Dataset rows describing interfaces:
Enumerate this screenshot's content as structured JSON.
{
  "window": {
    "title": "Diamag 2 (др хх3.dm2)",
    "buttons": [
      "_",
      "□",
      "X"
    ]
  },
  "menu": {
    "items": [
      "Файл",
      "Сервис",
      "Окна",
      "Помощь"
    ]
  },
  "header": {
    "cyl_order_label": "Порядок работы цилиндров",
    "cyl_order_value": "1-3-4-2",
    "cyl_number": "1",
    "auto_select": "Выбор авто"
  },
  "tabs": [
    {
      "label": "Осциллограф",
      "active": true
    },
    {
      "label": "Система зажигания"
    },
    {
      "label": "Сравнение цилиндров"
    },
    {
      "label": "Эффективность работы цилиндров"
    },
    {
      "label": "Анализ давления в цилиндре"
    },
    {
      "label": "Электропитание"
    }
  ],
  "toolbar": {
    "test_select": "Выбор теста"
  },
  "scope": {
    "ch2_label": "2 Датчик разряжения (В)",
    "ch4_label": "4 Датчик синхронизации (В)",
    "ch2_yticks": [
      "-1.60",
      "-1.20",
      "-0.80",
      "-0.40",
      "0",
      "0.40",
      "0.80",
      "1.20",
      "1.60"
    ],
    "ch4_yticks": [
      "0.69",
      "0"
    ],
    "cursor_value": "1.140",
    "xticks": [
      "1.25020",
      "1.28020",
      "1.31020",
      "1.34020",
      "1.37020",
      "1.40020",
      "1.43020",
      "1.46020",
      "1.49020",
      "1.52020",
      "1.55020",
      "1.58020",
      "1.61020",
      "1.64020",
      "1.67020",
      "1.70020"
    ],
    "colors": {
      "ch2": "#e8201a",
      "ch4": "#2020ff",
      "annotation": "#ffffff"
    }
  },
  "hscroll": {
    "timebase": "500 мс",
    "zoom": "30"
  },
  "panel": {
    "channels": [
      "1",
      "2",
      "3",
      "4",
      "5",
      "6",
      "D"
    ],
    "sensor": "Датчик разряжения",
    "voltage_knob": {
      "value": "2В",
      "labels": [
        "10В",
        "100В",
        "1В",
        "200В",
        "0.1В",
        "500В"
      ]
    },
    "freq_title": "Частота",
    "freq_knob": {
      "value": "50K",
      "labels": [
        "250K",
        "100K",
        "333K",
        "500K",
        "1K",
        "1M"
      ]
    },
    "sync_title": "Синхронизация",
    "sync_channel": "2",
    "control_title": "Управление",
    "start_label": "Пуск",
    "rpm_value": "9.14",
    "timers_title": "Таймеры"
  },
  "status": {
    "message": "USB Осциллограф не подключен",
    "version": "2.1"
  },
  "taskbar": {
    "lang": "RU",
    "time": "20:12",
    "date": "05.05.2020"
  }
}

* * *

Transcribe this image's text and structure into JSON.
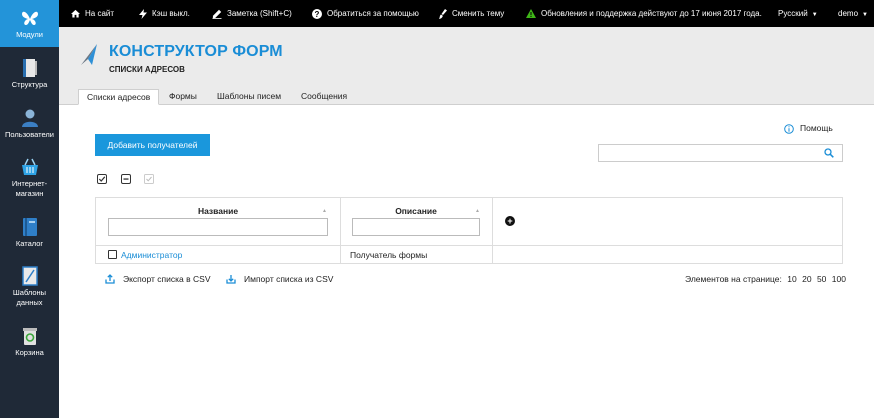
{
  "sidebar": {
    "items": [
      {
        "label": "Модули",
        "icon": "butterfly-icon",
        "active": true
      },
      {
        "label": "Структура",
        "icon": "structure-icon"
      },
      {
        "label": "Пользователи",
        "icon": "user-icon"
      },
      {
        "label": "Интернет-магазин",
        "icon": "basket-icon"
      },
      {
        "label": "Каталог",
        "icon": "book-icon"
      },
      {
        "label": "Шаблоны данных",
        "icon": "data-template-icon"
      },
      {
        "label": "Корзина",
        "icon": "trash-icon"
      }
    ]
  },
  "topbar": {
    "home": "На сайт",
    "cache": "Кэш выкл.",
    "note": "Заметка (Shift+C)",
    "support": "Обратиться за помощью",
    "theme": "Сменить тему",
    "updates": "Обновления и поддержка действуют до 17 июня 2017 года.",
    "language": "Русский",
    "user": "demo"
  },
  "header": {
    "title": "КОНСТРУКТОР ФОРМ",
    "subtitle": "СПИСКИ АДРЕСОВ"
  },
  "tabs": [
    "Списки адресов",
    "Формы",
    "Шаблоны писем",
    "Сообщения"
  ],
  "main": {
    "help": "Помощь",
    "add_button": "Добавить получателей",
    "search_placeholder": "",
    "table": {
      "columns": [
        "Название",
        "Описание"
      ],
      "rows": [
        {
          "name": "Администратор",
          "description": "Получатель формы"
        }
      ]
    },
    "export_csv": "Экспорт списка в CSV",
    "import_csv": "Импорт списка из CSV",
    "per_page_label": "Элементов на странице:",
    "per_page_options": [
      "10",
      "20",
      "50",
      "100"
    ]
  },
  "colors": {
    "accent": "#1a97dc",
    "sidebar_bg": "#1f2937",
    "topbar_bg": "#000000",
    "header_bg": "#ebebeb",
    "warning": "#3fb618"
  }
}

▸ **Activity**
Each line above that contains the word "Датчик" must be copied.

▸ **Solution for this problem**
    "ch2_label": "2 Датчик разряжения (В)",
    "ch4_label": "4 Датчик синхронизации (В)",
    "sensor": "Датчик разряжения",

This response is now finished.